**Extracted material:**
::::

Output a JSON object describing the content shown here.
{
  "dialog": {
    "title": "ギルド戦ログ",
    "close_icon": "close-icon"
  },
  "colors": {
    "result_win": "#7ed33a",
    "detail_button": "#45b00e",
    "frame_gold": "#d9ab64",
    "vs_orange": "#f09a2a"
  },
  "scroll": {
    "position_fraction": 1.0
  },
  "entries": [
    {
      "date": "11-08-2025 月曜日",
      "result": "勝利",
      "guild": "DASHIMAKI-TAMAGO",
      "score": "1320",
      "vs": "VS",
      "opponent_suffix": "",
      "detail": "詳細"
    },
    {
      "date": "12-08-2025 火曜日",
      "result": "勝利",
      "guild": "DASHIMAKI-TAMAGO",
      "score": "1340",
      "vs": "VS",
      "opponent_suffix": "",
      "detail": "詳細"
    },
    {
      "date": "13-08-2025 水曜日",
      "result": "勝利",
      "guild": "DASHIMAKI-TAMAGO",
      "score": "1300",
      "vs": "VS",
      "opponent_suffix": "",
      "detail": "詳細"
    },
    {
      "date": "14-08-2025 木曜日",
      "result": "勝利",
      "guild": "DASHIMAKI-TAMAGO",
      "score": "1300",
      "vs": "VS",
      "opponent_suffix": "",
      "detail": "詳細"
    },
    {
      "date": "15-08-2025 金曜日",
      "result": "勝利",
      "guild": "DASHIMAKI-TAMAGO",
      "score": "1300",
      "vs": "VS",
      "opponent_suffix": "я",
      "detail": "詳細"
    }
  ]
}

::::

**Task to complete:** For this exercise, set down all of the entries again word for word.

**Problem solution:**
Output a JSON object describing the content shown here.
{
  "dialog": {
    "title": "ギルド戦ログ",
    "close_icon": "close-icon"
  },
  "colors": {
    "result_win": "#7ed33a",
    "detail_button": "#45b00e",
    "frame_gold": "#d9ab64",
    "vs_orange": "#f09a2a"
  },
  "scroll": {
    "position_fraction": 1.0
  },
  "entries": [
    {
      "date": "11-08-2025 月曜日",
      "result": "勝利",
      "guild": "DASHIMAKI-TAMAGO",
      "score": "1320",
      "vs": "VS",
      "opponent_suffix": "",
      "detail": "詳細"
    },
    {
      "date": "12-08-2025 火曜日",
      "result": "勝利",
      "guild": "DASHIMAKI-TAMAGO",
      "score": "1340",
      "vs": "VS",
      "opponent_suffix": "",
      "detail": "詳細"
    },
    {
      "date": "13-08-2025 水曜日",
      "result": "勝利",
      "guild": "DASHIMAKI-TAMAGO",
      "score": "1300",
      "vs": "VS",
      "opponent_suffix": "",
      "detail": "詳細"
    },
    {
      "date": "14-08-2025 木曜日",
      "result": "勝利",
      "guild": "DASHIMAKI-TAMAGO",
      "score": "1300",
      "vs": "VS",
      "opponent_suffix": "",
      "detail": "詳細"
    },
    {
      "date": "15-08-2025 金曜日",
      "result": "勝利",
      "guild": "DASHIMAKI-TAMAGO",
      "score": "1300",
      "vs": "VS",
      "opponent_suffix": "я",
      "detail": "詳細"
    }
  ]
}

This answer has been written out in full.